Records from a dataset:

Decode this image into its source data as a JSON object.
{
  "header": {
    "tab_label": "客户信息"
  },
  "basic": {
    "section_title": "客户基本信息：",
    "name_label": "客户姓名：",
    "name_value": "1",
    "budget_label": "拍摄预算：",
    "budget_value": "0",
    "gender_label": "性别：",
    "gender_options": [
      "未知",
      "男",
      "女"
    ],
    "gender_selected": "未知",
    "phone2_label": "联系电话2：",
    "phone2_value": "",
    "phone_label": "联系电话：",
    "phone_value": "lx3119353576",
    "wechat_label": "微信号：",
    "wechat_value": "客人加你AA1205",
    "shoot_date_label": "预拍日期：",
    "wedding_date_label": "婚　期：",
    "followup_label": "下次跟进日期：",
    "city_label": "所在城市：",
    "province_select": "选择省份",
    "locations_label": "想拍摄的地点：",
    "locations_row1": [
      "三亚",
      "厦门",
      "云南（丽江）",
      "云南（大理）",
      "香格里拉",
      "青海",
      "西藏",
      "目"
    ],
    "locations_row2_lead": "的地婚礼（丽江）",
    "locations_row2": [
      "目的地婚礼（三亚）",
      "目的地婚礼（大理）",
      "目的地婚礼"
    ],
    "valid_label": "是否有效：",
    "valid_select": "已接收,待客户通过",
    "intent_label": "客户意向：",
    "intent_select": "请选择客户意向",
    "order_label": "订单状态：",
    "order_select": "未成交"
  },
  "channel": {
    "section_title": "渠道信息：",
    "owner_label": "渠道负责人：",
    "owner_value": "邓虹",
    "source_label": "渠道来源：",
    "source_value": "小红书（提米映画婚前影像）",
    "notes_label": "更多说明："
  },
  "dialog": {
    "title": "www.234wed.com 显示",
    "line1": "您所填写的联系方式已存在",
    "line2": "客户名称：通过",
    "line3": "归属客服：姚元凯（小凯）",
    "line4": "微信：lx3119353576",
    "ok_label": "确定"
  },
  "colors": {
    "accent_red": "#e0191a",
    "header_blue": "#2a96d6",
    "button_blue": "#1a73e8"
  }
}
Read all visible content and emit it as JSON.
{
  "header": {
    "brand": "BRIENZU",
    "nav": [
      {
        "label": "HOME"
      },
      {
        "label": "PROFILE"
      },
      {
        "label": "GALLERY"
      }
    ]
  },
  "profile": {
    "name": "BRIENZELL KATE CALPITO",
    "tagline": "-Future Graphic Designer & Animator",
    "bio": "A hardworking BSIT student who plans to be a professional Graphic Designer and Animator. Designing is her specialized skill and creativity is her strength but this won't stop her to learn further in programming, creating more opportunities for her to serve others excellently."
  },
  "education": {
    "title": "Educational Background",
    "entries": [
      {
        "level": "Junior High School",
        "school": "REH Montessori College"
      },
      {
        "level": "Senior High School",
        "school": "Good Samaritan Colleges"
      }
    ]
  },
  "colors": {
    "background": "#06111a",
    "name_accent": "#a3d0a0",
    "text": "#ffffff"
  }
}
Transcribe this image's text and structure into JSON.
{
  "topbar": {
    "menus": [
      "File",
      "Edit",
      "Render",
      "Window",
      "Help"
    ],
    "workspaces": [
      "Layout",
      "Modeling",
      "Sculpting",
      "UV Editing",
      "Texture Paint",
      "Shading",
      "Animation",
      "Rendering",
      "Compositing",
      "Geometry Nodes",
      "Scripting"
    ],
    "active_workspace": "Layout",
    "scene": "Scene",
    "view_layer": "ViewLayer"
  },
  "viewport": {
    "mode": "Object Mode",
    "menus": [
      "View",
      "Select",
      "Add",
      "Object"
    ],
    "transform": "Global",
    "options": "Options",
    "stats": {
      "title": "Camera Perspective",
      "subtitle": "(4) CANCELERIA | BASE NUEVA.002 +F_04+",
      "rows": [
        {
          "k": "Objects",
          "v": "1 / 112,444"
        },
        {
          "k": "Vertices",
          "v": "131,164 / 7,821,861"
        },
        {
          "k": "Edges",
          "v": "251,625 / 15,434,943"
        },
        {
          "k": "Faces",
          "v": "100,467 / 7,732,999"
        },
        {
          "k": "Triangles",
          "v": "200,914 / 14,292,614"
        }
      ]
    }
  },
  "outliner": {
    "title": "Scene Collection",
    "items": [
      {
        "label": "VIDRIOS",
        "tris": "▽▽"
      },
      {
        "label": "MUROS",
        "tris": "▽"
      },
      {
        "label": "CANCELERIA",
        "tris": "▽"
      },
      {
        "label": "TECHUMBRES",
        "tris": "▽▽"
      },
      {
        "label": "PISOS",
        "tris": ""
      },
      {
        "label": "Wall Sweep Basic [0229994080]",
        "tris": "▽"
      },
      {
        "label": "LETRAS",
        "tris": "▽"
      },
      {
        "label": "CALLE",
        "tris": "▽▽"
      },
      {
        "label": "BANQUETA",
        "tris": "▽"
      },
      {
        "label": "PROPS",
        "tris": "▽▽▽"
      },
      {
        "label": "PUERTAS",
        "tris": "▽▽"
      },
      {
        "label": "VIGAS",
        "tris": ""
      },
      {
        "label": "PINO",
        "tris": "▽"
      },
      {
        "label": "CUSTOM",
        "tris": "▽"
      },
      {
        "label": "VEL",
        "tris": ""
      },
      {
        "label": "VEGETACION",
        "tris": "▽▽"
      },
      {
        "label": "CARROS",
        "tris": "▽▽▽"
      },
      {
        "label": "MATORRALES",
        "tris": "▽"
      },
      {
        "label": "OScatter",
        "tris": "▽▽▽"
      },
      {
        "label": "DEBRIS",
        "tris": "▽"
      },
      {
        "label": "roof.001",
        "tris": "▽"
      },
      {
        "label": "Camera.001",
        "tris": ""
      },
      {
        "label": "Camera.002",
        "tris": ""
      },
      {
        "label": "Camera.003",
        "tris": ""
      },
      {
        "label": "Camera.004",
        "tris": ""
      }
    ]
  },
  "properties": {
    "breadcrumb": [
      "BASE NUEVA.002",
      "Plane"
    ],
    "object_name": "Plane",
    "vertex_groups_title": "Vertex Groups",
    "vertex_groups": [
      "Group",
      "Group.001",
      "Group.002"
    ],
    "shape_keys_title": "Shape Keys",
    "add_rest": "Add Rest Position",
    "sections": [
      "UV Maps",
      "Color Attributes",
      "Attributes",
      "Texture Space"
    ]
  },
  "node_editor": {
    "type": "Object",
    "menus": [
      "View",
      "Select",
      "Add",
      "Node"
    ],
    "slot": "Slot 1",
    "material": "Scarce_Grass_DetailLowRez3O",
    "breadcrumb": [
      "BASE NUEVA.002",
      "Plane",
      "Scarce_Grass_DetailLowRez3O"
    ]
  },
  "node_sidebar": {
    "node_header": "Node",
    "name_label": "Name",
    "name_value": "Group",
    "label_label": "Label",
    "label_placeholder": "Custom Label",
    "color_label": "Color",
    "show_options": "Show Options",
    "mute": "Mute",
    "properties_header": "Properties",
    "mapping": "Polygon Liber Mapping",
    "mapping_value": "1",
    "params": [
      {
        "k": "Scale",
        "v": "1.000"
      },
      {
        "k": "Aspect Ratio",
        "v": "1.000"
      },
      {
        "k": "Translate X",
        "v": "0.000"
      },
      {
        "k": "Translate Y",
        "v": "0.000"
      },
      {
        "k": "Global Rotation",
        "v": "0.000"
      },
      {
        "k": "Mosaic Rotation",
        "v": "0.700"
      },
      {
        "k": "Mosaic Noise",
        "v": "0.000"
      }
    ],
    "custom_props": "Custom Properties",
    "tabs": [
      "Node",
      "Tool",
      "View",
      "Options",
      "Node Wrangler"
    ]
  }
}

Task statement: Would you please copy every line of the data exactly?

The answer:
Decode this image into its source data as a JSON object.
{
  "header": {
    "tab_label": "客户信息"
  },
  "basic": {
    "section_title": "客户基本信息：",
    "name_label": "客户姓名：",
    "name_value": "1",
    "budget_label": "拍摄预算：",
    "budget_value": "0",
    "gender_label": "性别：",
    "gender_options": [
      "未知",
      "男",
      "女"
    ],
    "gender_selected": "未知",
    "phone2_label": "联系电话2：",
    "phone2_value": "",
    "phone_label": "联系电话：",
    "phone_value": "lx3119353576",
    "wechat_label": "微信号：",
    "wechat_value": "客人加你AA1205",
    "shoot_date_label": "预拍日期：",
    "wedding_date_label": "婚　期：",
    "followup_label": "下次跟进日期：",
    "city_label": "所在城市：",
    "province_select": "选择省份",
    "locations_label": "想拍摄的地点：",
    "locations_row1": [
      "三亚",
      "厦门",
      "云南（丽江）",
      "云南（大理）",
      "香格里拉",
      "青海",
      "西藏",
      "目"
    ],
    "locations_row2_lead": "的地婚礼（丽江）",
    "locations_row2": [
      "目的地婚礼（三亚）",
      "目的地婚礼（大理）",
      "目的地婚礼"
    ],
    "valid_label": "是否有效：",
    "valid_select": "已接收,待客户通过",
    "intent_label": "客户意向：",
    "intent_select": "请选择客户意向",
    "order_label": "订单状态：",
    "order_select": "未成交"
  },
  "channel": {
    "section_title": "渠道信息：",
    "owner_label": "渠道负责人：",
    "owner_value": "邓虹",
    "source_label": "渠道来源：",
    "source_value": "小红书（提米映画婚前影像）",
    "notes_label": "更多说明："
  },
  "dialog": {
    "title": "www.234wed.com 显示",
    "line1": "您所填写的联系方式已存在",
    "line2": "客户名称：通过",
    "line3": "归属客服：姚元凯（小凯）",
    "line4": "微信：lx3119353576",
    "ok_label": "确定"
  },
  "colors": {
    "accent_red": "#e0191a",
    "header_blue": "#2a96d6",
    "button_blue": "#1a73e8"
  }
}
Read all visible content and emit it as JSON.
{
  "header": {
    "brand": "BRIENZU",
    "nav": [
      {
        "label": "HOME"
      },
      {
        "label": "PROFILE"
      },
      {
        "label": "GALLERY"
      }
    ]
  },
  "profile": {
    "name": "BRIENZELL KATE CALPITO",
    "tagline": "-Future Graphic Designer & Animator",
    "bio": "A hardworking BSIT student who plans to be a professional Graphic Designer and Animator. Designing is her specialized skill and creativity is her strength but this won't stop her to learn further in programming, creating more opportunities for her to serve others excellently."
  },
  "education": {
    "title": "Educational Background",
    "entries": [
      {
        "level": "Junior High School",
        "school": "REH Montessori College"
      },
      {
        "level": "Senior High School",
        "school": "Good Samaritan Colleges"
      }
    ]
  },
  "colors": {
    "background": "#06111a",
    "name_accent": "#a3d0a0",
    "text": "#ffffff"
  }
}
Transcribe this image's text and structure into JSON.
{
  "topbar": {
    "menus": [
      "File",
      "Edit",
      "Render",
      "Window",
      "Help"
    ],
    "workspaces": [
      "Layout",
      "Modeling",
      "Sculpting",
      "UV Editing",
      "Texture Paint",
      "Shading",
      "Animation",
      "Rendering",
      "Compositing",
      "Geometry Nodes",
      "Scripting"
    ],
    "active_workspace": "Layout",
    "scene": "Scene",
    "view_layer": "ViewLayer"
  },
  "viewport": {
    "mode": "Object Mode",
    "menus": [
      "View",
      "Select",
      "Add",
      "Object"
    ],
    "transform": "Global",
    "options": "Options",
    "stats": {
      "title": "Camera Perspective",
      "subtitle": "(4) CANCELERIA | BASE NUEVA.002 +F_04+",
      "rows": [
        {
          "k": "Objects",
          "v": "1 / 112,444"
        },
        {
          "k": "Vertices",
          "v": "131,164 / 7,821,861"
        },
        {
          "k": "Edges",
          "v": "251,625 / 15,434,943"
        },
        {
          "k": "Faces",
          "v": "100,467 / 7,732,999"
        },
        {
          "k": "Triangles",
          "v": "200,914 / 14,292,614"
        }
      ]
    }
  },
  "outliner": {
    "title": "Scene Collection",
    "items": [
      {
        "label": "VIDRIOS",
        "tris": "▽▽"
      },
      {
        "label": "MUROS",
        "tris": "▽"
      },
      {
        "label": "CANCELERIA",
        "tris": "▽"
      },
      {
        "label": "TECHUMBRES",
        "tris": "▽▽"
      },
      {
        "label": "PISOS",
        "tris": ""
      },
      {
        "label": "Wall Sweep Basic [0229994080]",
        "tris": "▽"
      },
      {
        "label": "LETRAS",
        "tris": "▽"
      },
      {
        "label": "CALLE",
        "tris": "▽▽"
      },
      {
        "label": "BANQUETA",
        "tris": "▽"
      },
      {
        "label": "PROPS",
        "tris": "▽▽▽"
      },
      {
        "label": "PUERTAS",
        "tris": "▽▽"
      },
      {
        "label": "VIGAS",
        "tris": ""
      },
      {
        "label": "PINO",
        "tris": "▽"
      },
      {
        "label": "CUSTOM",
        "tris": "▽"
      },
      {
        "label": "VEL",
        "tris": ""
      },
      {
        "label": "VEGETACION",
        "tris": "▽▽"
      },
      {
        "label": "CARROS",
        "tris": "▽▽▽"
      },
      {
        "label": "MATORRALES",
        "tris": "▽"
      },
      {
        "label": "OScatter",
        "tris": "▽▽▽"
      },
      {
        "label": "DEBRIS",
        "tris": "▽"
      },
      {
        "label": "roof.001",
        "tris": "▽"
      },
      {
        "label": "Camera.001",
        "tris": ""
      },
      {
        "label": "Camera.002",
        "tris": ""
      },
      {
        "label": "Camera.003",
        "tris": ""
      },
      {
        "label": "Camera.004",
        "tris": ""
      }
    ]
  },
  "properties": {
    "breadcrumb": [
      "BASE NUEVA.002",
      "Plane"
    ],
    "object_name": "Plane",
    "vertex_groups_title": "Vertex Groups",
    "vertex_groups": [
      "Group",
      "Group.001",
      "Group.002"
    ],
    "shape_keys_title": "Shape Keys",
    "add_rest": "Add Rest Position",
    "sections": [
      "UV Maps",
      "Color Attributes",
      "Attributes",
      "Texture Space"
    ]
  },
  "node_editor": {
    "type": "Object",
    "menus": [
      "View",
      "Select",
      "Add",
      "Node"
    ],
    "slot": "Slot 1",
    "material": "Scarce_Grass_DetailLowRez3O",
    "breadcrumb": [
      "BASE NUEVA.002",
      "Plane",
      "Scarce_Grass_DetailLowRez3O"
    ]
  },
  "node_sidebar": {
    "node_header": "Node",
    "name_label": "Name",
    "name_value": "Group",
    "label_label": "Label",
    "label_placeholder": "Custom Label",
    "color_label": "Color",
    "show_options": "Show Options",
    "mute": "Mute",
    "properties_header": "Properties",
    "mapping": "Polygon Liber Mapping",
    "mapping_value": "1",
    "params": [
      {
        "k": "Scale",
        "v": "1.000"
      },
      {
        "k": "Aspect Ratio",
        "v": "1.000"
      },
      {
        "k": "Translate X",
        "v": "0.000"
      },
      {
        "k": "Translate Y",
        "v": "0.000"
      },
      {
        "k": "Global Rotation",
        "v": "0.000"
      },
      {
        "k": "Mosaic Rotation",
        "v": "0.700"
      },
      {
        "k": "Mosaic Noise",
        "v": "0.000"
      }
    ],
    "custom_props": "Custom Properties",
    "tabs": [
      "Node",
      "Tool",
      "View",
      "Options",
      "Node Wrangler"
    ]
  }
}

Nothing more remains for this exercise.